Required action: Each entry below is to be restated word for word, with no pictures carried over.

Items from a data source
○ ○ ○

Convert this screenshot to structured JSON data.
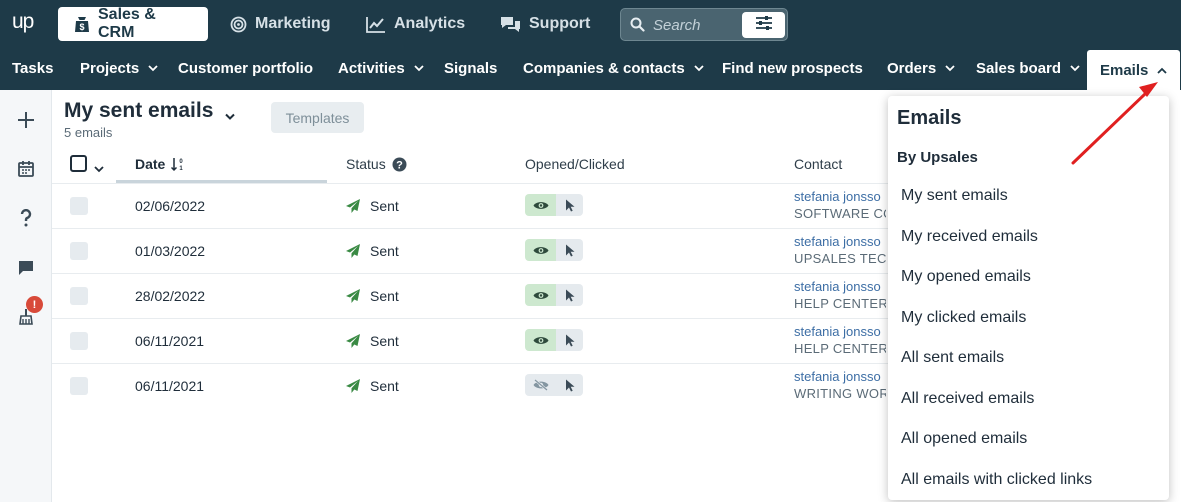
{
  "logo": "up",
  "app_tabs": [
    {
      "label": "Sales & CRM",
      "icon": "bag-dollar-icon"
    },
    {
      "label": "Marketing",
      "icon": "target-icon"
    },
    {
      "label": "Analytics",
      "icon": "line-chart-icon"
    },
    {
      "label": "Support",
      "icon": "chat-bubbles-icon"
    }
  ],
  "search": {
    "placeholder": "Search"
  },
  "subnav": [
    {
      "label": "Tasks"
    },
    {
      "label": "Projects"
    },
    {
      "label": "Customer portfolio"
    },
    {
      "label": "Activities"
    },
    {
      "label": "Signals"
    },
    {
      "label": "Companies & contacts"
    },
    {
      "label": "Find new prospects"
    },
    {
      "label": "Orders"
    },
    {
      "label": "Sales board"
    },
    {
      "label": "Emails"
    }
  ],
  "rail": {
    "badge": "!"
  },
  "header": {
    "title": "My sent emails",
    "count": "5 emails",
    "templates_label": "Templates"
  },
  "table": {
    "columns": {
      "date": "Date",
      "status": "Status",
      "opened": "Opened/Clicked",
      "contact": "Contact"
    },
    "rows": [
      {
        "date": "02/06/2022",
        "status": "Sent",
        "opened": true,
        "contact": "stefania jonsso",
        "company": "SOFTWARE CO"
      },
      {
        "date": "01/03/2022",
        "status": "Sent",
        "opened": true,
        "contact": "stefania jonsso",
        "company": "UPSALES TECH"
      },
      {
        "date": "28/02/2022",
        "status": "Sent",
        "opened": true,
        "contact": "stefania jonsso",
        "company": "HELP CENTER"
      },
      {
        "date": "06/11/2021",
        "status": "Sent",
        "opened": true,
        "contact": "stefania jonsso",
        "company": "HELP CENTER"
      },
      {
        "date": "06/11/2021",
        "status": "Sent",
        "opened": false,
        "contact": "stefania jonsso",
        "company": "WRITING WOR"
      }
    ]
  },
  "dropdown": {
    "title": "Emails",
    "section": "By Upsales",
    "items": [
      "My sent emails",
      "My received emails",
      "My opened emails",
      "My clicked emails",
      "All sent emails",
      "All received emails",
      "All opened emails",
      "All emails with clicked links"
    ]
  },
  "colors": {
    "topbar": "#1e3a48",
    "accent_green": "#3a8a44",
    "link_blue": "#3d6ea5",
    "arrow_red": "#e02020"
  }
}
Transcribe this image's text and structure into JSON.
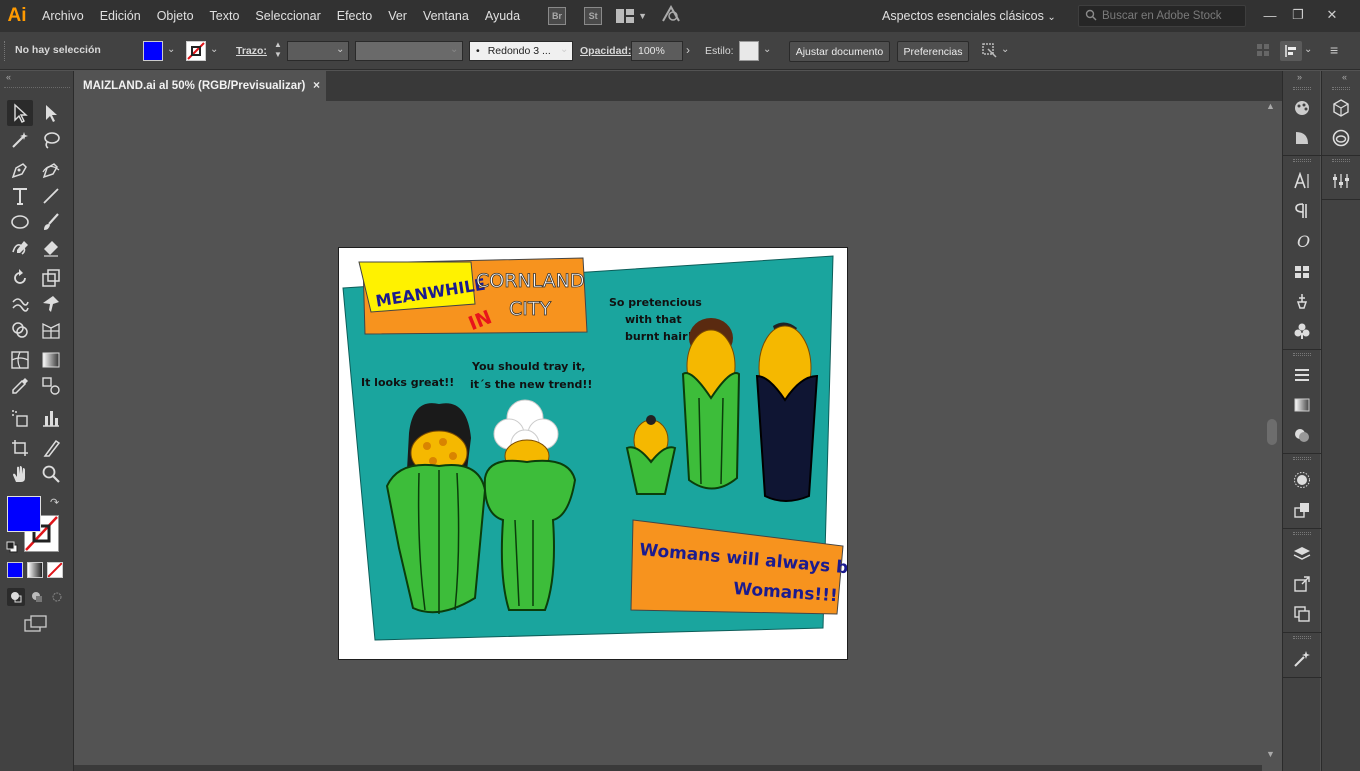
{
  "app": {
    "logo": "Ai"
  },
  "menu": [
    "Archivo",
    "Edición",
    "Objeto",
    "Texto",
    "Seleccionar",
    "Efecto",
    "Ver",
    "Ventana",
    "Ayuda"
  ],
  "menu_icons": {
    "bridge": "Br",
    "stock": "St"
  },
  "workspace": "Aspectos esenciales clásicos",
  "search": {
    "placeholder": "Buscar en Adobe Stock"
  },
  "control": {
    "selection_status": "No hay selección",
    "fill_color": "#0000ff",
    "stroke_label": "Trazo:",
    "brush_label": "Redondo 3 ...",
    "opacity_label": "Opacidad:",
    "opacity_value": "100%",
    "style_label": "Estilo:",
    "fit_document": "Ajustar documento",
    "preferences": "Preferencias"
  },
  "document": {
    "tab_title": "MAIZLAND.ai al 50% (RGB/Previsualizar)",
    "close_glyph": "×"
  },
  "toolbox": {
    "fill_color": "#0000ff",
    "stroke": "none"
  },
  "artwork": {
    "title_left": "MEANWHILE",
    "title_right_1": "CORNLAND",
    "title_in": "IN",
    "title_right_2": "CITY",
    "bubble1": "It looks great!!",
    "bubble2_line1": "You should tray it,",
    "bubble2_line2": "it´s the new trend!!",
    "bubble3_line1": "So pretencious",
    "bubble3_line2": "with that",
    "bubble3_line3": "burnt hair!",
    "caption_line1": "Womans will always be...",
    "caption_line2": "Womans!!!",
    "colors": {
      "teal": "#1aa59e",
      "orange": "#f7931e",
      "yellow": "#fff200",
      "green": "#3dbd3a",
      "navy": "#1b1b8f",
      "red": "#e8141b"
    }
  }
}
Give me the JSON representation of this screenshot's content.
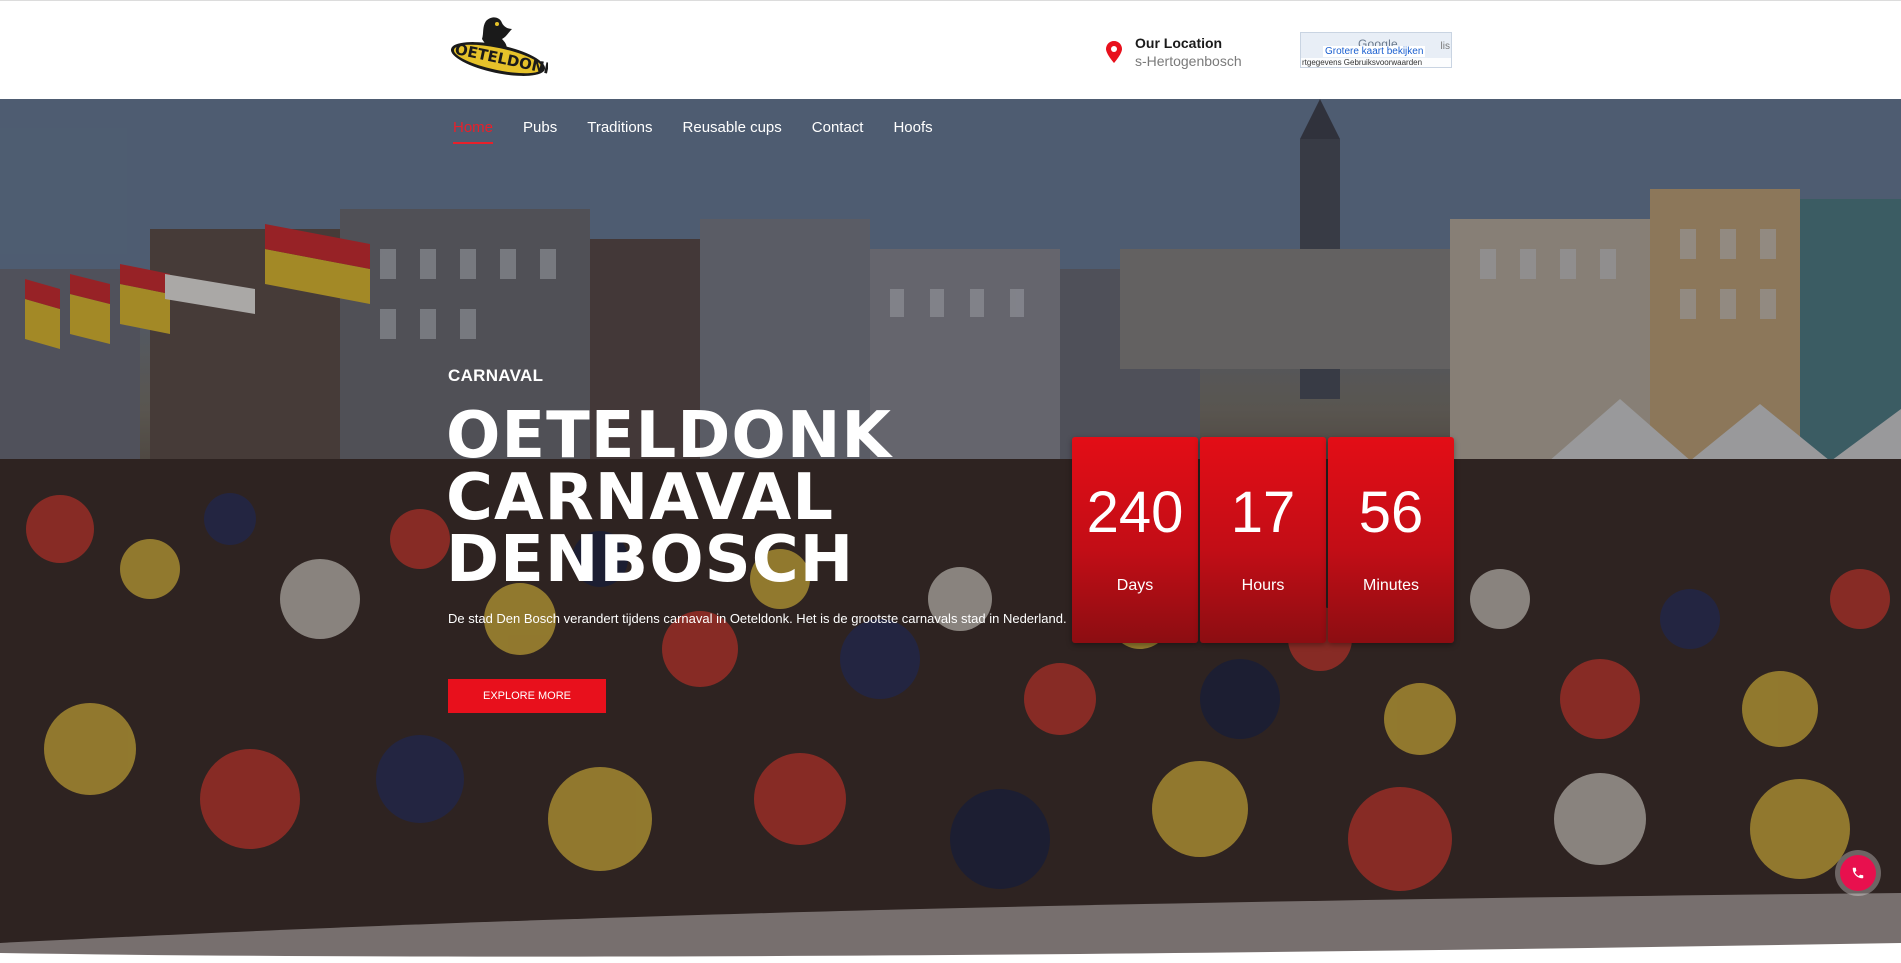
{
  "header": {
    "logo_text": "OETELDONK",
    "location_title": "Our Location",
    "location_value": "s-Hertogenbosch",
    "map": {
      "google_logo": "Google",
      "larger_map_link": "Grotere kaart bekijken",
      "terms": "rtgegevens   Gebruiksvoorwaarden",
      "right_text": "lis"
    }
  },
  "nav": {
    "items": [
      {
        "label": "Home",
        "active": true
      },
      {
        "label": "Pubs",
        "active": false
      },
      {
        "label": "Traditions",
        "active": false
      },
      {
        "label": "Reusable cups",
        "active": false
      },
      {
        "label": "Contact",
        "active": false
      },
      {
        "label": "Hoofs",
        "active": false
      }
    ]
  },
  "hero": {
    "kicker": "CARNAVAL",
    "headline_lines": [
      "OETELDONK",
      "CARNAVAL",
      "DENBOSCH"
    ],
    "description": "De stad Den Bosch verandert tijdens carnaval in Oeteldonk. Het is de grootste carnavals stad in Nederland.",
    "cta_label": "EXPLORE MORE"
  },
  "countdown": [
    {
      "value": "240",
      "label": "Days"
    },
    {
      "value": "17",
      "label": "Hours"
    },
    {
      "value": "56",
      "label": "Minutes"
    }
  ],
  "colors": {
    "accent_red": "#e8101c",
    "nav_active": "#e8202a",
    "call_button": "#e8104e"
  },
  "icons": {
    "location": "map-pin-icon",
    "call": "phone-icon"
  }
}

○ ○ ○

Answer for this exercise:
Convert this screenshot to structured JSON data.
{
  "logo": "up",
  "app_tabs": [
    {
      "label": "Sales & CRM",
      "icon": "bag-dollar-icon"
    },
    {
      "label": "Marketing",
      "icon": "target-icon"
    },
    {
      "label": "Analytics",
      "icon": "line-chart-icon"
    },
    {
      "label": "Support",
      "icon": "chat-bubbles-icon"
    }
  ],
  "search": {
    "placeholder": "Search"
  },
  "subnav": [
    {
      "label": "Tasks"
    },
    {
      "label": "Projects"
    },
    {
      "label": "Customer portfolio"
    },
    {
      "label": "Activities"
    },
    {
      "label": "Signals"
    },
    {
      "label": "Companies & contacts"
    },
    {
      "label": "Find new prospects"
    },
    {
      "label": "Orders"
    },
    {
      "label": "Sales board"
    },
    {
      "label": "Emails"
    }
  ],
  "rail": {
    "badge": "!"
  },
  "header": {
    "title": "My sent emails",
    "count": "5 emails",
    "templates_label": "Templates"
  },
  "table": {
    "columns": {
      "date": "Date",
      "status": "Status",
      "opened": "Opened/Clicked",
      "contact": "Contact"
    },
    "rows": [
      {
        "date": "02/06/2022",
        "status": "Sent",
        "opened": true,
        "contact": "stefania jonsso",
        "company": "SOFTWARE CO"
      },
      {
        "date": "01/03/2022",
        "status": "Sent",
        "opened": true,
        "contact": "stefania jonsso",
        "company": "UPSALES TECH"
      },
      {
        "date": "28/02/2022",
        "status": "Sent",
        "opened": true,
        "contact": "stefania jonsso",
        "company": "HELP CENTER"
      },
      {
        "date": "06/11/2021",
        "status": "Sent",
        "opened": true,
        "contact": "stefania jonsso",
        "company": "HELP CENTER"
      },
      {
        "date": "06/11/2021",
        "status": "Sent",
        "opened": false,
        "contact": "stefania jonsso",
        "company": "WRITING WOR"
      }
    ]
  },
  "dropdown": {
    "title": "Emails",
    "section": "By Upsales",
    "items": [
      "My sent emails",
      "My received emails",
      "My opened emails",
      "My clicked emails",
      "All sent emails",
      "All received emails",
      "All opened emails",
      "All emails with clicked links"
    ]
  },
  "colors": {
    "topbar": "#1e3a48",
    "accent_green": "#3a8a44",
    "link_blue": "#3d6ea5",
    "arrow_red": "#e02020"
  }
}
Transcribe this image's text and structure into JSON.
{
  "app": {
    "logo": "Ai"
  },
  "menu": [
    "Archivo",
    "Edición",
    "Objeto",
    "Texto",
    "Seleccionar",
    "Efecto",
    "Ver",
    "Ventana",
    "Ayuda"
  ],
  "menu_icons": {
    "bridge": "Br",
    "stock": "St"
  },
  "workspace": "Aspectos esenciales clásicos",
  "search": {
    "placeholder": "Buscar en Adobe Stock"
  },
  "control": {
    "selection_status": "No hay selección",
    "fill_color": "#0000ff",
    "stroke_label": "Trazo:",
    "brush_label": "Redondo 3 ...",
    "opacity_label": "Opacidad:",
    "opacity_value": "100%",
    "style_label": "Estilo:",
    "fit_document": "Ajustar documento",
    "preferences": "Preferencias"
  },
  "document": {
    "tab_title": "MAIZLAND.ai al 50% (RGB/Previsualizar)",
    "close_glyph": "×"
  },
  "toolbox": {
    "fill_color": "#0000ff",
    "stroke": "none"
  },
  "artwork": {
    "title_left": "MEANWHILE",
    "title_right_1": "CORNLAND",
    "title_in": "IN",
    "title_right_2": "CITY",
    "bubble1": "It looks great!!",
    "bubble2_line1": "You should tray it,",
    "bubble2_line2": "it´s the new trend!!",
    "bubble3_line1": "So pretencious",
    "bubble3_line2": "with that",
    "bubble3_line3": "burnt hair!",
    "caption_line1": "Womans will always be...",
    "caption_line2": "Womans!!!",
    "colors": {
      "teal": "#1aa59e",
      "orange": "#f7931e",
      "yellow": "#fff200",
      "green": "#3dbd3a",
      "navy": "#1b1b8f",
      "red": "#e8141b"
    }
  }
}
Give me the JSON representation of this screenshot's content.
{
  "header": {
    "logo_text": "OETELDONK",
    "location_title": "Our Location",
    "location_value": "s-Hertogenbosch",
    "map": {
      "google_logo": "Google",
      "larger_map_link": "Grotere kaart bekijken",
      "terms": "rtgegevens   Gebruiksvoorwaarden",
      "right_text": "lis"
    }
  },
  "nav": {
    "items": [
      {
        "label": "Home",
        "active": true
      },
      {
        "label": "Pubs",
        "active": false
      },
      {
        "label": "Traditions",
        "active": false
      },
      {
        "label": "Reusable cups",
        "active": false
      },
      {
        "label": "Contact",
        "active": false
      },
      {
        "label": "Hoofs",
        "active": false
      }
    ]
  },
  "hero": {
    "kicker": "CARNAVAL",
    "headline_lines": [
      "OETELDONK",
      "CARNAVAL",
      "DENBOSCH"
    ],
    "description": "De stad Den Bosch verandert tijdens carnaval in Oeteldonk. Het is de grootste carnavals stad in Nederland.",
    "cta_label": "EXPLORE MORE"
  },
  "countdown": [
    {
      "value": "240",
      "label": "Days"
    },
    {
      "value": "17",
      "label": "Hours"
    },
    {
      "value": "56",
      "label": "Minutes"
    }
  ],
  "colors": {
    "accent_red": "#e8101c",
    "nav_active": "#e8202a",
    "call_button": "#e8104e"
  },
  "icons": {
    "location": "map-pin-icon",
    "call": "phone-icon"
  }
}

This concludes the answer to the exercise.